CALS Core Competencies
Students in the College of Agriculture and Life Sciences develop a set of knowledge, skills, and values through satisfactory completion of an integrated series of courses and academic experiences such as internships and research apprenticeships. CALS believes these competencies are essential to effectively function in society and that they foster an attitude that promotes lifelong learning and responsible citizenship.
Students develop a fundamental base of knowledge that will serve as a foundation for lifelong learning.
- Science: Students use the scientific method to understand the natural world and the human condition.
- Physical and Life Sciences: Competency may be met by satisfactory completion of two courses in subjects such as anatomy, animal science, biology, chemistry, ecology, entomology, food science, forestry, geology, horticulture, genetics, microbiology, nutrition, physics, physiology, plant biology, and soil science.
- Social Sciences: Competency may be met by satisfactory completion of two courses in subjects such as anthropology, community development, economics, geography, history, political science, public policy, psychology, and sociology.
- Humanities and Fine Arts: Students develop an understanding and appreciation for the creative process and human thought. Competency may be met by satisfactory completion of two courses in subjects such as art, classics, history, literature, music, philosophy, religion, language, and theater.
Students develop abilities and use tools to effectively communicate, analyze, problem solve, think critically, and work well with others.
- Communication Skills: Students express themselves in a way that is easily understood at a level that is appropriate for the audience.
- Oral: Students show confidence and efficacy in speaking before a group. Competency may be met by satisfactory completion of two courses: CALS 001 or CALS 183 (or equivalent), where the primary focus is public speaking; and an additional course or series of courses in which students present a minimum of three graded speeches to a group.

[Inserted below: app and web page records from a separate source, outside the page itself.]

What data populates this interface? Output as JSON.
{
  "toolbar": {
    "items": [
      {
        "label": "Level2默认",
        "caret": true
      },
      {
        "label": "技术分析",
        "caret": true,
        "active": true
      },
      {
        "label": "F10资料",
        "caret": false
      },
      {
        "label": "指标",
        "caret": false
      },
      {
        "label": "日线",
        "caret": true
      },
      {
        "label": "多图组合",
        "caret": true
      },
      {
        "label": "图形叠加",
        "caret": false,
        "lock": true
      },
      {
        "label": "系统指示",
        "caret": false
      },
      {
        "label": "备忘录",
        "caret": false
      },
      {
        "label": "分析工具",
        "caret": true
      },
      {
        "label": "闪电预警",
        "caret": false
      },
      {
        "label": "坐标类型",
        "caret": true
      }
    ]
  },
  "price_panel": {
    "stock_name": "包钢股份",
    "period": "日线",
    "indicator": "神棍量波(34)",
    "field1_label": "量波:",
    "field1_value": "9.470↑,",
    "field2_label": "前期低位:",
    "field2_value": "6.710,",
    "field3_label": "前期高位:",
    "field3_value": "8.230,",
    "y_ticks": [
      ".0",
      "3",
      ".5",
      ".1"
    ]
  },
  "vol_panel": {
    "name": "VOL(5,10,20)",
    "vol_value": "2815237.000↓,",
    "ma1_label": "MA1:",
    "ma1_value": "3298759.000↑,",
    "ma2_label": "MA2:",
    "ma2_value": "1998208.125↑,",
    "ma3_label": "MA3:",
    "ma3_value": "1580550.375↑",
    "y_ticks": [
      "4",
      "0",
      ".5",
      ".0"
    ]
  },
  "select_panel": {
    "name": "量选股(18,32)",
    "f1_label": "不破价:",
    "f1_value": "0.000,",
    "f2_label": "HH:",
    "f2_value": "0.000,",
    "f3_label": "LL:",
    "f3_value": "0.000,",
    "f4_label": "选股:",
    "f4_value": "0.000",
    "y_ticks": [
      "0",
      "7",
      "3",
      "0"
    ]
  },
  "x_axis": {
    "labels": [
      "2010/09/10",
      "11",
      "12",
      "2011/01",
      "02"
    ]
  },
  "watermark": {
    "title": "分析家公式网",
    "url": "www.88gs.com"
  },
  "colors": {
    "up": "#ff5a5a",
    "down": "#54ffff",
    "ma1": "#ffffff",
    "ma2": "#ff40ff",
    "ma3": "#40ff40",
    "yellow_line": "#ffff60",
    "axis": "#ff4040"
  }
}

- Written: Students effectively communicate in writing. Competency may be met by satisfactory completion of two courses: any English 001-099 course; and an additional course or series of courses that uses the writing process (redrafting) for a minimum of three graded papers.
- Information Technology: Students demonstrate mastery of technology for communication, data gathering and manipulation, and information analysis. Competency may be met by satisfactory completion of one course: CALS 002 or CALS 085 (or equivalent).
- Quantitative Skills: Students demonstrate the ability to use numbers and apply and understand statistical methods.
- Mathematics: Students demonstrate the use of numbers for problem solving. Competency may be met by satisfactory completion of one course: MATH 009 or higher.
- Statistics: Students demonstrate the use of numbers for data analysis and inference. Competency may be met by satisfactory completion of one course: STAT 111 or higher or equivalent.
- Critical Thinking Skills: Students demonstrate ability to comprehend, judge, and present written/oral arguments and to solve problems. Students learn how to distinguish between fact, conjecture, and intuition.
- Interpersonal Skills: Students demonstrate the ability to work well with other people by understanding and using skills of leadership, conflict resolution, and group process.
Students are exposed to values that are expressed through relationships with community, the environment, and themselves that are consistent with the mission of the College of Agriculture and Life Sciences and the University of Vermont campus compact known as "Our Common Ground."
- Citizenship and Social Responsibility: Students develop an understanding, appreciation, and empathy for the diversity of human experience and perspectives. Students are exposed to solving problems for a community and contributing to the common good.
- Environmental Stewardship: Students develop a sensitivity for the interconnected relationship between human beings and the natural world and the responsibility for stewardship of the environment.
- Personal Growth: Students develop an understanding and appreciation of a healthy lifestyle and a love for learning that will lead to continuous growth and development throughout their lives. Students continue to improve themselves by developing and affirming the values of respect, integrity, innovation, openness, justice, and responsibility.